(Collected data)
=== Begin Enclosure ===

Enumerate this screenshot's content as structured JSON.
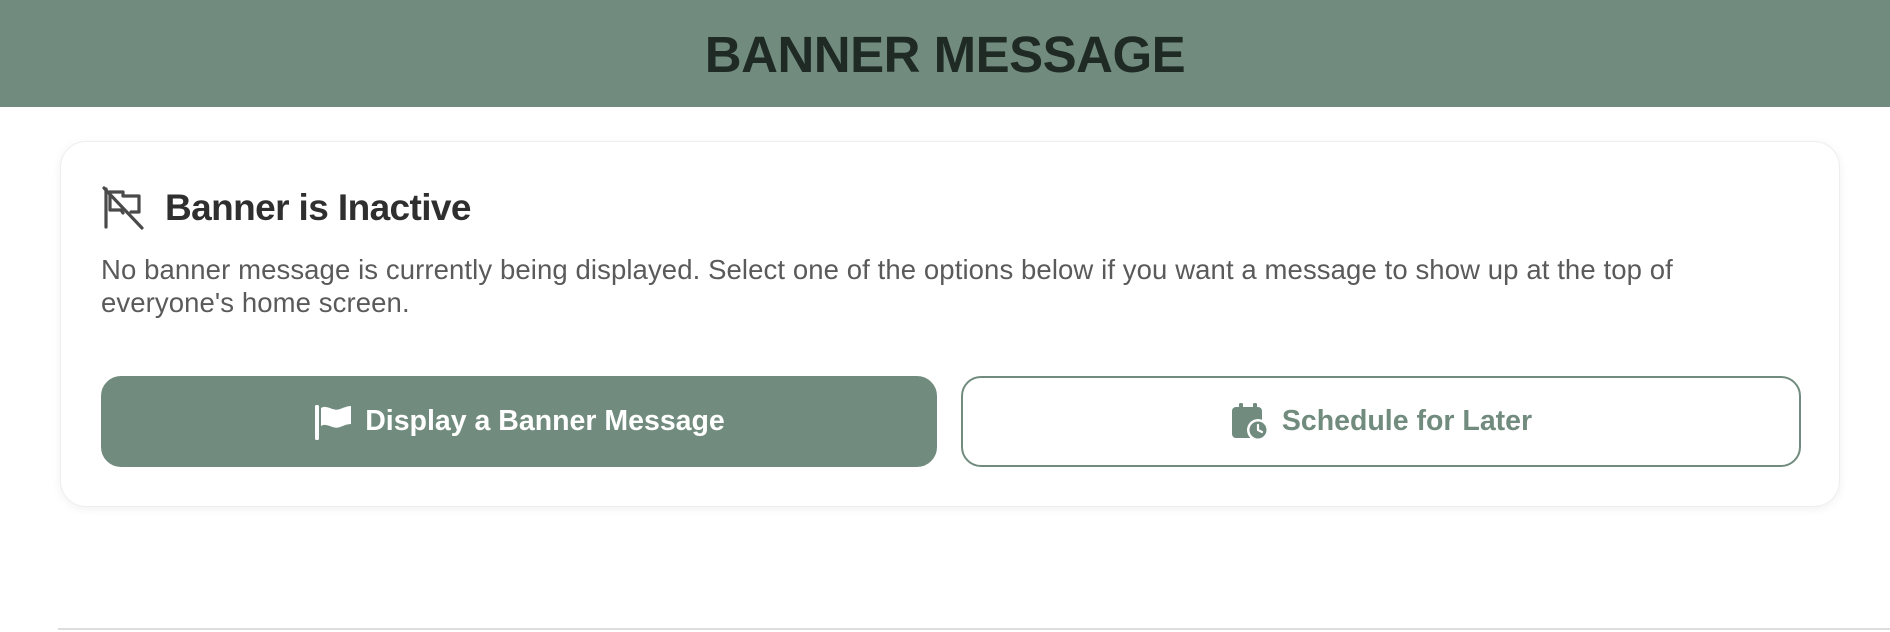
{
  "header": {
    "title": "BANNER MESSAGE",
    "background_color": "#718c7e"
  },
  "status": {
    "icon": "flag-off-icon",
    "title": "Banner is Inactive",
    "description": "No banner message is currently being displayed. Select one of the options below if you want a message to show up at the top of everyone's home screen."
  },
  "actions": {
    "display": {
      "label": "Display a Banner Message",
      "icon": "flag-icon"
    },
    "schedule": {
      "label": "Schedule for Later",
      "icon": "calendar-clock-icon"
    }
  },
  "colors": {
    "accent": "#718c7e",
    "title_text": "#1f2a25",
    "body_text": "#5a5a5a"
  }
}
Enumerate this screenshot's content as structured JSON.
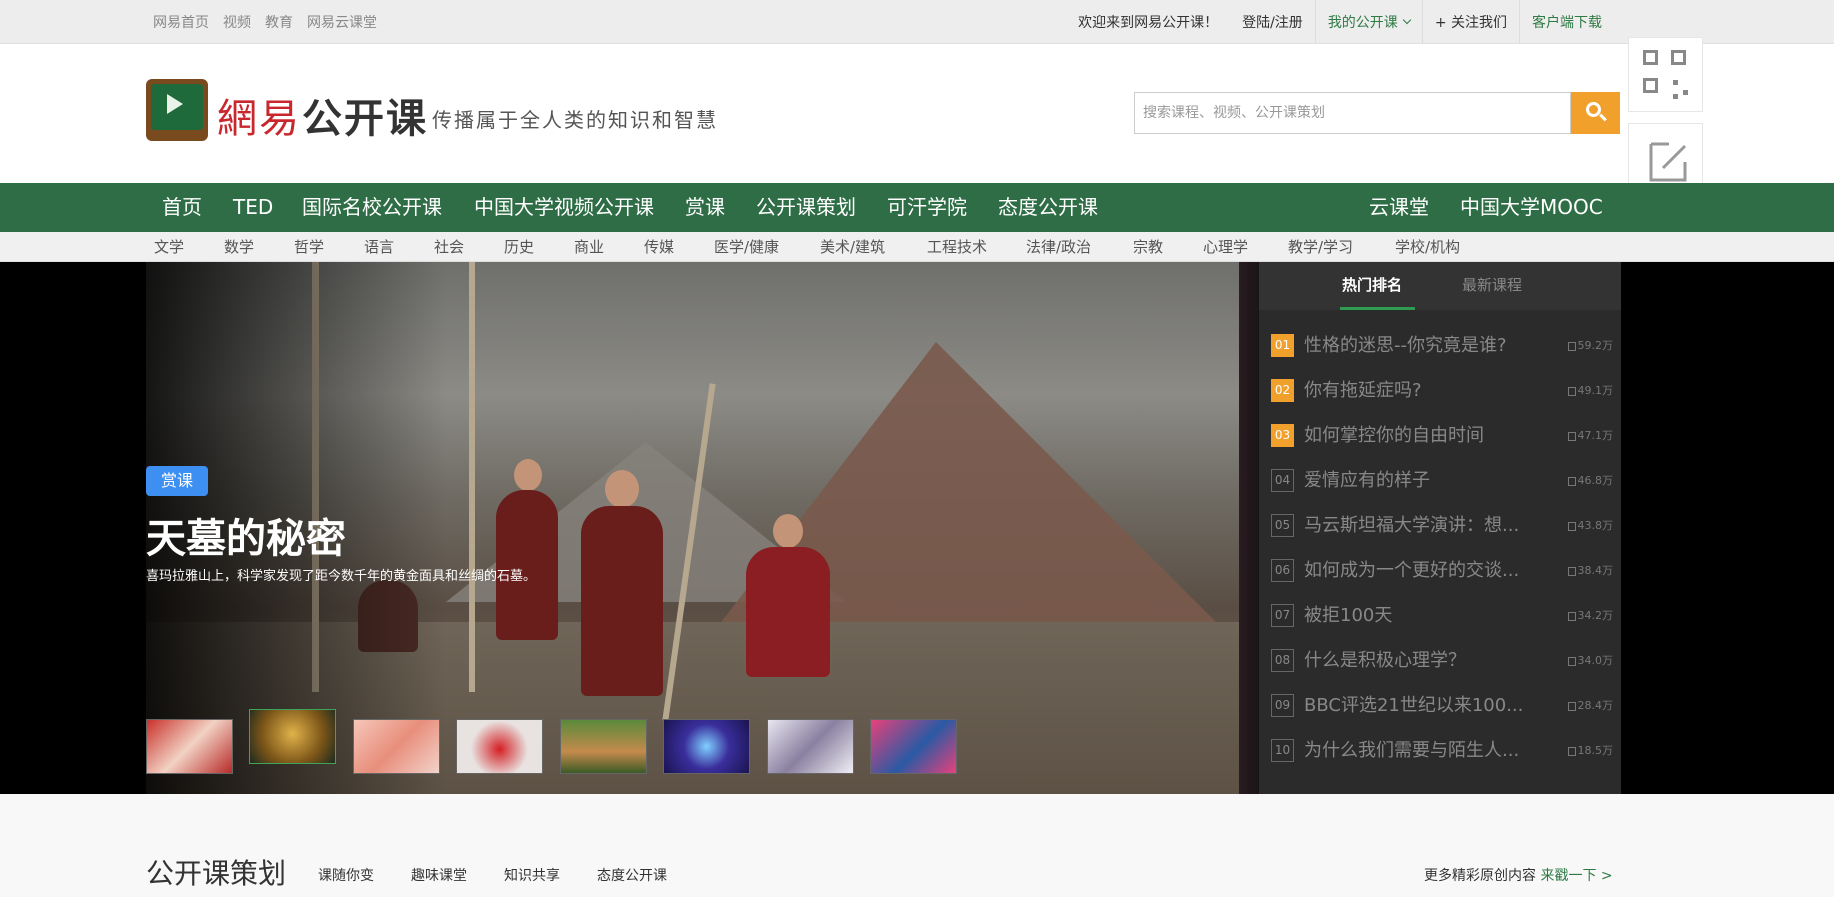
{
  "topbar": {
    "left_links": [
      "网易首页",
      "视频",
      "教育",
      "网易云课堂"
    ],
    "welcome": "欢迎来到网易公开课！",
    "login": "登陆/注册",
    "my_course": "我的公开课",
    "follow": "+ 关注我们",
    "client_download": "客户端下载"
  },
  "header": {
    "logo_text_a": "網易",
    "logo_text_b": "公开课",
    "slogan": "传播属于全人类的知识和智慧",
    "search_placeholder": "搜索课程、视频、公开课策划"
  },
  "nav": {
    "items": [
      "首页",
      "TED",
      "国际名校公开课",
      "中国大学视频公开课",
      "赏课",
      "公开课策划",
      "可汗学院",
      "态度公开课"
    ],
    "right_items": [
      "云课堂",
      "中国大学MOOC"
    ]
  },
  "subnav": {
    "items": [
      "文学",
      "数学",
      "哲学",
      "语言",
      "社会",
      "历史",
      "商业",
      "传媒",
      "医学/健康",
      "美术/建筑",
      "工程技术",
      "法律/政治",
      "宗教",
      "心理学",
      "教学/学习",
      "学校/机构"
    ]
  },
  "banner": {
    "tag": "赏课",
    "title": "天墓的秘密",
    "description": "喜玛拉雅山上，科学家发现了距今数千年的黄金面具和丝绸的石墓。"
  },
  "ranking": {
    "tabs": [
      "热门排名",
      "最新课程"
    ],
    "items": [
      {
        "num": "01",
        "title": "性格的迷思--你究竟是谁?",
        "count": "59.2万"
      },
      {
        "num": "02",
        "title": "你有拖延症吗?",
        "count": "49.1万"
      },
      {
        "num": "03",
        "title": "如何掌控你的自由时间",
        "count": "47.1万"
      },
      {
        "num": "04",
        "title": "爱情应有的样子",
        "count": "46.8万"
      },
      {
        "num": "05",
        "title": "马云斯坦福大学演讲：想...",
        "count": "43.8万"
      },
      {
        "num": "06",
        "title": "如何成为一个更好的交谈...",
        "count": "38.4万"
      },
      {
        "num": "07",
        "title": "被拒100天",
        "count": "34.2万"
      },
      {
        "num": "08",
        "title": "什么是积极心理学？",
        "count": "34.0万"
      },
      {
        "num": "09",
        "title": "BBC评选21世纪以来100...",
        "count": "28.4万"
      },
      {
        "num": "10",
        "title": "为什么我们需要与陌生人...",
        "count": "18.5万"
      }
    ]
  },
  "section": {
    "title": "公开课策划",
    "links": [
      "课随你变",
      "趣味课堂",
      "知识共享",
      "态度公开课"
    ],
    "more_text": "更多精彩原创内容",
    "more_link": "来戳一下 >"
  },
  "colors": {
    "brand_green": "#2e6d46",
    "accent_orange": "#f1a02c",
    "tag_blue": "#3e8ff2"
  }
}
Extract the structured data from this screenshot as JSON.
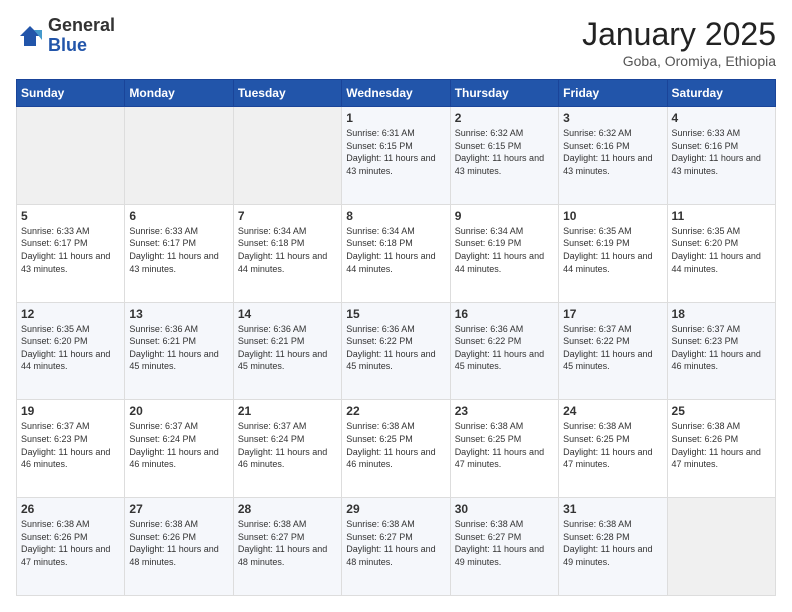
{
  "logo": {
    "general": "General",
    "blue": "Blue"
  },
  "header": {
    "month": "January 2025",
    "location": "Goba, Oromiya, Ethiopia"
  },
  "days_of_week": [
    "Sunday",
    "Monday",
    "Tuesday",
    "Wednesday",
    "Thursday",
    "Friday",
    "Saturday"
  ],
  "weeks": [
    [
      {
        "day": "",
        "sunrise": "",
        "sunset": "",
        "daylight": "",
        "empty": true
      },
      {
        "day": "",
        "sunrise": "",
        "sunset": "",
        "daylight": "",
        "empty": true
      },
      {
        "day": "",
        "sunrise": "",
        "sunset": "",
        "daylight": "",
        "empty": true
      },
      {
        "day": "1",
        "sunrise": "Sunrise: 6:31 AM",
        "sunset": "Sunset: 6:15 PM",
        "daylight": "Daylight: 11 hours and 43 minutes."
      },
      {
        "day": "2",
        "sunrise": "Sunrise: 6:32 AM",
        "sunset": "Sunset: 6:15 PM",
        "daylight": "Daylight: 11 hours and 43 minutes."
      },
      {
        "day": "3",
        "sunrise": "Sunrise: 6:32 AM",
        "sunset": "Sunset: 6:16 PM",
        "daylight": "Daylight: 11 hours and 43 minutes."
      },
      {
        "day": "4",
        "sunrise": "Sunrise: 6:33 AM",
        "sunset": "Sunset: 6:16 PM",
        "daylight": "Daylight: 11 hours and 43 minutes."
      }
    ],
    [
      {
        "day": "5",
        "sunrise": "Sunrise: 6:33 AM",
        "sunset": "Sunset: 6:17 PM",
        "daylight": "Daylight: 11 hours and 43 minutes."
      },
      {
        "day": "6",
        "sunrise": "Sunrise: 6:33 AM",
        "sunset": "Sunset: 6:17 PM",
        "daylight": "Daylight: 11 hours and 43 minutes."
      },
      {
        "day": "7",
        "sunrise": "Sunrise: 6:34 AM",
        "sunset": "Sunset: 6:18 PM",
        "daylight": "Daylight: 11 hours and 44 minutes."
      },
      {
        "day": "8",
        "sunrise": "Sunrise: 6:34 AM",
        "sunset": "Sunset: 6:18 PM",
        "daylight": "Daylight: 11 hours and 44 minutes."
      },
      {
        "day": "9",
        "sunrise": "Sunrise: 6:34 AM",
        "sunset": "Sunset: 6:19 PM",
        "daylight": "Daylight: 11 hours and 44 minutes."
      },
      {
        "day": "10",
        "sunrise": "Sunrise: 6:35 AM",
        "sunset": "Sunset: 6:19 PM",
        "daylight": "Daylight: 11 hours and 44 minutes."
      },
      {
        "day": "11",
        "sunrise": "Sunrise: 6:35 AM",
        "sunset": "Sunset: 6:20 PM",
        "daylight": "Daylight: 11 hours and 44 minutes."
      }
    ],
    [
      {
        "day": "12",
        "sunrise": "Sunrise: 6:35 AM",
        "sunset": "Sunset: 6:20 PM",
        "daylight": "Daylight: 11 hours and 44 minutes."
      },
      {
        "day": "13",
        "sunrise": "Sunrise: 6:36 AM",
        "sunset": "Sunset: 6:21 PM",
        "daylight": "Daylight: 11 hours and 45 minutes."
      },
      {
        "day": "14",
        "sunrise": "Sunrise: 6:36 AM",
        "sunset": "Sunset: 6:21 PM",
        "daylight": "Daylight: 11 hours and 45 minutes."
      },
      {
        "day": "15",
        "sunrise": "Sunrise: 6:36 AM",
        "sunset": "Sunset: 6:22 PM",
        "daylight": "Daylight: 11 hours and 45 minutes."
      },
      {
        "day": "16",
        "sunrise": "Sunrise: 6:36 AM",
        "sunset": "Sunset: 6:22 PM",
        "daylight": "Daylight: 11 hours and 45 minutes."
      },
      {
        "day": "17",
        "sunrise": "Sunrise: 6:37 AM",
        "sunset": "Sunset: 6:22 PM",
        "daylight": "Daylight: 11 hours and 45 minutes."
      },
      {
        "day": "18",
        "sunrise": "Sunrise: 6:37 AM",
        "sunset": "Sunset: 6:23 PM",
        "daylight": "Daylight: 11 hours and 46 minutes."
      }
    ],
    [
      {
        "day": "19",
        "sunrise": "Sunrise: 6:37 AM",
        "sunset": "Sunset: 6:23 PM",
        "daylight": "Daylight: 11 hours and 46 minutes."
      },
      {
        "day": "20",
        "sunrise": "Sunrise: 6:37 AM",
        "sunset": "Sunset: 6:24 PM",
        "daylight": "Daylight: 11 hours and 46 minutes."
      },
      {
        "day": "21",
        "sunrise": "Sunrise: 6:37 AM",
        "sunset": "Sunset: 6:24 PM",
        "daylight": "Daylight: 11 hours and 46 minutes."
      },
      {
        "day": "22",
        "sunrise": "Sunrise: 6:38 AM",
        "sunset": "Sunset: 6:25 PM",
        "daylight": "Daylight: 11 hours and 46 minutes."
      },
      {
        "day": "23",
        "sunrise": "Sunrise: 6:38 AM",
        "sunset": "Sunset: 6:25 PM",
        "daylight": "Daylight: 11 hours and 47 minutes."
      },
      {
        "day": "24",
        "sunrise": "Sunrise: 6:38 AM",
        "sunset": "Sunset: 6:25 PM",
        "daylight": "Daylight: 11 hours and 47 minutes."
      },
      {
        "day": "25",
        "sunrise": "Sunrise: 6:38 AM",
        "sunset": "Sunset: 6:26 PM",
        "daylight": "Daylight: 11 hours and 47 minutes."
      }
    ],
    [
      {
        "day": "26",
        "sunrise": "Sunrise: 6:38 AM",
        "sunset": "Sunset: 6:26 PM",
        "daylight": "Daylight: 11 hours and 47 minutes."
      },
      {
        "day": "27",
        "sunrise": "Sunrise: 6:38 AM",
        "sunset": "Sunset: 6:26 PM",
        "daylight": "Daylight: 11 hours and 48 minutes."
      },
      {
        "day": "28",
        "sunrise": "Sunrise: 6:38 AM",
        "sunset": "Sunset: 6:27 PM",
        "daylight": "Daylight: 11 hours and 48 minutes."
      },
      {
        "day": "29",
        "sunrise": "Sunrise: 6:38 AM",
        "sunset": "Sunset: 6:27 PM",
        "daylight": "Daylight: 11 hours and 48 minutes."
      },
      {
        "day": "30",
        "sunrise": "Sunrise: 6:38 AM",
        "sunset": "Sunset: 6:27 PM",
        "daylight": "Daylight: 11 hours and 49 minutes."
      },
      {
        "day": "31",
        "sunrise": "Sunrise: 6:38 AM",
        "sunset": "Sunset: 6:28 PM",
        "daylight": "Daylight: 11 hours and 49 minutes."
      },
      {
        "day": "",
        "sunrise": "",
        "sunset": "",
        "daylight": "",
        "empty": true
      }
    ]
  ]
}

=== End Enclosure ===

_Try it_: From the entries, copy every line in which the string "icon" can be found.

_Answer space_:
    "icon": "flag-off-icon",
      "icon": "flag-icon"
      "icon": "calendar-clock-icon"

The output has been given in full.